Sooo… in this drama (both series) we get to see two diametrical men: one who couldn’t bring himself to express his feelings verbally but through sweet little gestures and one who couldn’t stop declaring his undying love for the girl to the whole world. We get to witness that either way it’ll reach the destination eventually, in its own mystical way.
I thus don’t understand so many people complaining that the end is left open-ended. And they keep telling the other to watch the SP for the ‘real ending’. Because it IS NOT! It’s very conclusive: the heavy door of miracle has successfully been thrust open. Rei calls out, “Kenzo!” after stop doing so since accepting Tada-san’s proposal, and Kenzo hears it, turns around, and smiles a happy smile before the screen whitens. THAT is no way open-ended, right? If one waits till after the end song finishes and watches this final scene I guess not. The question is: did they see that last scene?
I am happy with this ending, but of course having a SP doesn’t hurt. It just ain’t that necessary. I am no fan of clear-cut finish, that happy ending has to end in marriage. The SP doesn’t end that way; it nearly does. For me, it ties any loose ends together, sealing off the needed affirmation. No more, no less. Too bad Yamapi totally pulverizes the romantic scene/atmosphere.
Which brings me to the final discussion: acting chops. For those battering on Yamapi and Masami’s acting, I have to defend theirs. The latter is expressive and quite natural, the former however… let me set this straight, I ain’t saying their acting is superb, but is good enough as far as the story requires them to be.
Yamapi’s voice inflection is spot-on but his facial expression often doesn’t align with it. At times I blurted a chortle due to the words or his intonation. He emotes better – if not well – with his voice BUT really needs to flex his facial muscles much much more because the final scene of the SP totally missed me at face value. I got the underlying worthiness, but when the visuals work against it sometimes I cannot get past it. To his credit, however, I was able to feel and root for the character. His performance was enough to pull my heart strings at the right place and timing – his crying scenes are heart-tugging too.
The same goes for the other characters’ portrayals. Some are exaggerated, perhaps for comical relief, but for the most part are pleasing to the eyes. More credit must be awarded to the excessively cute Tsuru-Eri couple though. They’re just cute beyond words X-)
Back to OP, I hope they’re working harder to make the drama work. Cuz it’s kinda hanging on the loose right now. It’s still far from entrancing for me as it has a lot to improve on. I cannot really point out what’s missing but the feeling isn’t there. Watching them isn’t quite as enjoyable as I thought it’d be. For the last two episodes, OP scratches out its own stories – giving Yi-seul a Christmas gift and outrunning Jin-won’s confession…

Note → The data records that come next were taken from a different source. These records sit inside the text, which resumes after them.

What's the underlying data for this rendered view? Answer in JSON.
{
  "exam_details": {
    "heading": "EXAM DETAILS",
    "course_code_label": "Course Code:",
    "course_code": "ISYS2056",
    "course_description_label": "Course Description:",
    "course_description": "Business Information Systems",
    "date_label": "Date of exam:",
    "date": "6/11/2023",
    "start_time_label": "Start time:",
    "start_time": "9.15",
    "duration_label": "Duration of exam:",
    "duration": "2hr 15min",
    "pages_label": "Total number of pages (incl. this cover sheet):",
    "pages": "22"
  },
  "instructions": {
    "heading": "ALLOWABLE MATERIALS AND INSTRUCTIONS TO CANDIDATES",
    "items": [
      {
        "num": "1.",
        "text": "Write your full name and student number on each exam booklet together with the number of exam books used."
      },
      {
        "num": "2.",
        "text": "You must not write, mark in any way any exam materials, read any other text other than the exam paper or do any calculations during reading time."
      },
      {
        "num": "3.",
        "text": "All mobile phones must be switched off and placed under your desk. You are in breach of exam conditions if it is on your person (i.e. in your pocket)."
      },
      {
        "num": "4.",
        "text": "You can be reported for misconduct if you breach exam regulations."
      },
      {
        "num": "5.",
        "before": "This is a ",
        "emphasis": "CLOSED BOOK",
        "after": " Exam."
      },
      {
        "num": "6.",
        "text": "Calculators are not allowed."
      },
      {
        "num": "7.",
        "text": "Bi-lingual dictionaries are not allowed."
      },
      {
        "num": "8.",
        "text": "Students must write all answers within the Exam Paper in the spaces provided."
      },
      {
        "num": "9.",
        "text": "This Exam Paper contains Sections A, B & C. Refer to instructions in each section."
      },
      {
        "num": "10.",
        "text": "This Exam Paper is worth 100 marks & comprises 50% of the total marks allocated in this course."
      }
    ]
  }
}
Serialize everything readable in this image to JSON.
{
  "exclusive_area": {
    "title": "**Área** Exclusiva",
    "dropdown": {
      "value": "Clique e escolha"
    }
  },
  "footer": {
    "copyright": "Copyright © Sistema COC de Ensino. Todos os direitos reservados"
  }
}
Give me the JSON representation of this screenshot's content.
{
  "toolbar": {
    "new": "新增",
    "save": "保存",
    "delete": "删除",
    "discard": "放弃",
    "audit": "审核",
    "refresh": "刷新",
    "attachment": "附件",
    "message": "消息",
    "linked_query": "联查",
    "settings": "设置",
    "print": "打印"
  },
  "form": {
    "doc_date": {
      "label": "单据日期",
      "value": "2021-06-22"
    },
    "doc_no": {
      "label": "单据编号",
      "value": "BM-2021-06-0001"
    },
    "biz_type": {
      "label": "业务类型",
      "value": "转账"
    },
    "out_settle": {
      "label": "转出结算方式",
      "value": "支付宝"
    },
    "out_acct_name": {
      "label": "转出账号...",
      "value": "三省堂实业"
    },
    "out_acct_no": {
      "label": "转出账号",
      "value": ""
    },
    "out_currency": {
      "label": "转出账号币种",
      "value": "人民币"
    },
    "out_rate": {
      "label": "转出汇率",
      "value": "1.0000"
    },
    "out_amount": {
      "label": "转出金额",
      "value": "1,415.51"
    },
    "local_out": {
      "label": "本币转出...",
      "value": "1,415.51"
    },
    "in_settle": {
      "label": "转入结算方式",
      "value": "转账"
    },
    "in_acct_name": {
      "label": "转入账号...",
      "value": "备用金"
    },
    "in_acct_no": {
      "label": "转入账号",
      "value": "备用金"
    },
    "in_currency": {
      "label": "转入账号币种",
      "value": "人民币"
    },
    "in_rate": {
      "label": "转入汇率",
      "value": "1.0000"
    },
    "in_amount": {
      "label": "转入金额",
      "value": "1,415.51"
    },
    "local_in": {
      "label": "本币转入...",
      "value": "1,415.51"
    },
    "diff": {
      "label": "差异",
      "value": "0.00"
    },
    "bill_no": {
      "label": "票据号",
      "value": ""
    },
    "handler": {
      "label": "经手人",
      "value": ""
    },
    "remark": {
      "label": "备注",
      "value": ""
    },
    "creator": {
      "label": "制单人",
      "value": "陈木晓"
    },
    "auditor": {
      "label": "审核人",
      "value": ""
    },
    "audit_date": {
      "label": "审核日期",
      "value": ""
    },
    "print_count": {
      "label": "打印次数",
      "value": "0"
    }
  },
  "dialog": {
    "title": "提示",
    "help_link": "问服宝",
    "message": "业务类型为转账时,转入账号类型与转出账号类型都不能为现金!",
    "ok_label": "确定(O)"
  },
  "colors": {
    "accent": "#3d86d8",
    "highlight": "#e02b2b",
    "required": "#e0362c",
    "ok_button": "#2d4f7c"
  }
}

Ermm, this got me to think that my statement might be wrong – that the incantation doesn’t take place in every episode. I may’ve lost count of how many times Baek-ho has time-slipped because OP drags it till mid-episode which then gives us (ineffective) cliffhanger as the story ends in midway too. So far, none of the cliffhanger is gripping, and not having a good one is bad for attention-retention. Mine is not intrigued and I just couldn’t care less for any of the characters at this point. The initial focus was heavily on Baek-ho’s continuing baseball and now that it’s sorta accomplished, what’s left on the plate?
Not sure whether I’ll stick out to the end.
Gosh, I may just overthink it. It’s just a fluff teen fantasy drama, what am I expecting??